**AVAILABLE RECORDS**
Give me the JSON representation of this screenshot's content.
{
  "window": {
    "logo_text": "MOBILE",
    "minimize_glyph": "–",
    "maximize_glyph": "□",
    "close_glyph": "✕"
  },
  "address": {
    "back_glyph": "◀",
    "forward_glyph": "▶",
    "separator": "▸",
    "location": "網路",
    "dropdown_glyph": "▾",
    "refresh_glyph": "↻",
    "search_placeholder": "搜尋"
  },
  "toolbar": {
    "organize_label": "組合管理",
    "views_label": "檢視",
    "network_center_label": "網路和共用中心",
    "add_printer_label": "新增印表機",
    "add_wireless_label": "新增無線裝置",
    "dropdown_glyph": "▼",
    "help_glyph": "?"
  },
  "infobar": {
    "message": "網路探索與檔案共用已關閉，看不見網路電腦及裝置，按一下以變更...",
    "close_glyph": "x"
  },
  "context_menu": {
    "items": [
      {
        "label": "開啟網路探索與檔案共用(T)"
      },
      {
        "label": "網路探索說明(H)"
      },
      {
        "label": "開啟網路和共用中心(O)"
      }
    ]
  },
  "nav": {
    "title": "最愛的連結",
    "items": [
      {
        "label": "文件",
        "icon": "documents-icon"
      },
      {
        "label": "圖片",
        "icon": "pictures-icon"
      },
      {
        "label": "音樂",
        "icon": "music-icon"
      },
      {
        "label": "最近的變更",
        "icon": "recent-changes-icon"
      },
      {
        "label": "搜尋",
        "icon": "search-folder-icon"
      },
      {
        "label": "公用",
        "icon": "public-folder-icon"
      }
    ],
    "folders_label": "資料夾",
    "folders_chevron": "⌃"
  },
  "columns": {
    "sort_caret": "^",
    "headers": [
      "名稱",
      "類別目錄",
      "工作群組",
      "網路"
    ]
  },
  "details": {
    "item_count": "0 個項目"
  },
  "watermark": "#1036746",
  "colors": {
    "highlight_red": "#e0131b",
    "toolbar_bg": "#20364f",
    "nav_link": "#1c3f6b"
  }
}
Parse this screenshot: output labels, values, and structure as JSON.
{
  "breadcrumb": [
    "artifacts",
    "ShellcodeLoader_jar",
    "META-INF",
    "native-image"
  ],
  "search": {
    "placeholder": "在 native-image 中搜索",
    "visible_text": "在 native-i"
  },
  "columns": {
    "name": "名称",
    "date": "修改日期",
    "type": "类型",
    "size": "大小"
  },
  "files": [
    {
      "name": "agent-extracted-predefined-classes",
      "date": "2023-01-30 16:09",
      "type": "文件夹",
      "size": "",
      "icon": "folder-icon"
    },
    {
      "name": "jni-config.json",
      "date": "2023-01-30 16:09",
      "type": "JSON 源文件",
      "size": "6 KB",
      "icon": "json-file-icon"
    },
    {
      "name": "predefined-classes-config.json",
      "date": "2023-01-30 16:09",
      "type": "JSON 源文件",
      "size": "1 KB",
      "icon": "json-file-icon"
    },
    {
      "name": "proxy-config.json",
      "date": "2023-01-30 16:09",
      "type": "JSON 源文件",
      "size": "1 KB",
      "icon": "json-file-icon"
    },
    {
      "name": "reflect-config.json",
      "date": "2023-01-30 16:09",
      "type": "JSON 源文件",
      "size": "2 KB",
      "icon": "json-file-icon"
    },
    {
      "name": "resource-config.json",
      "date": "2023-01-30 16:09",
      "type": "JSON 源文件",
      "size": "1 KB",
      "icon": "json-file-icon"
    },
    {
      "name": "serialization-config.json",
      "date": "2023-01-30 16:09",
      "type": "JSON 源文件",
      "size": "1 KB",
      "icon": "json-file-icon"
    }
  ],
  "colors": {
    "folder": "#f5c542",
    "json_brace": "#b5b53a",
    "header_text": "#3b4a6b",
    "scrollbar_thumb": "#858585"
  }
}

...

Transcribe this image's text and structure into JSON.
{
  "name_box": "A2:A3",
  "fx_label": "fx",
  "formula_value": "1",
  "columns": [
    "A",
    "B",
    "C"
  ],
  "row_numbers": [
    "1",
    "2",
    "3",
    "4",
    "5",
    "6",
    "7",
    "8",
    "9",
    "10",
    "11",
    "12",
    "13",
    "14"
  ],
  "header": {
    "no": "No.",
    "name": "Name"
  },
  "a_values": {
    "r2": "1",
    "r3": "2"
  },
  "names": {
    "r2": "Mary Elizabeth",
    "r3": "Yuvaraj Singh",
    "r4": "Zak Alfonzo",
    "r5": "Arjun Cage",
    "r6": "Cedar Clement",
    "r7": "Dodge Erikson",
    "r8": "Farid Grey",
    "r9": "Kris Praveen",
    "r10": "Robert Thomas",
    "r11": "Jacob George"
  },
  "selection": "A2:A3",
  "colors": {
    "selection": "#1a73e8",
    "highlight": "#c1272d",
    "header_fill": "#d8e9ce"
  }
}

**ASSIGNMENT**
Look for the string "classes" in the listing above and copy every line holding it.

**RESULT FOR THIS EXERCISE**
      "name": "agent-extracted-predefined-classes",
      "name": "predefined-classes-config.json",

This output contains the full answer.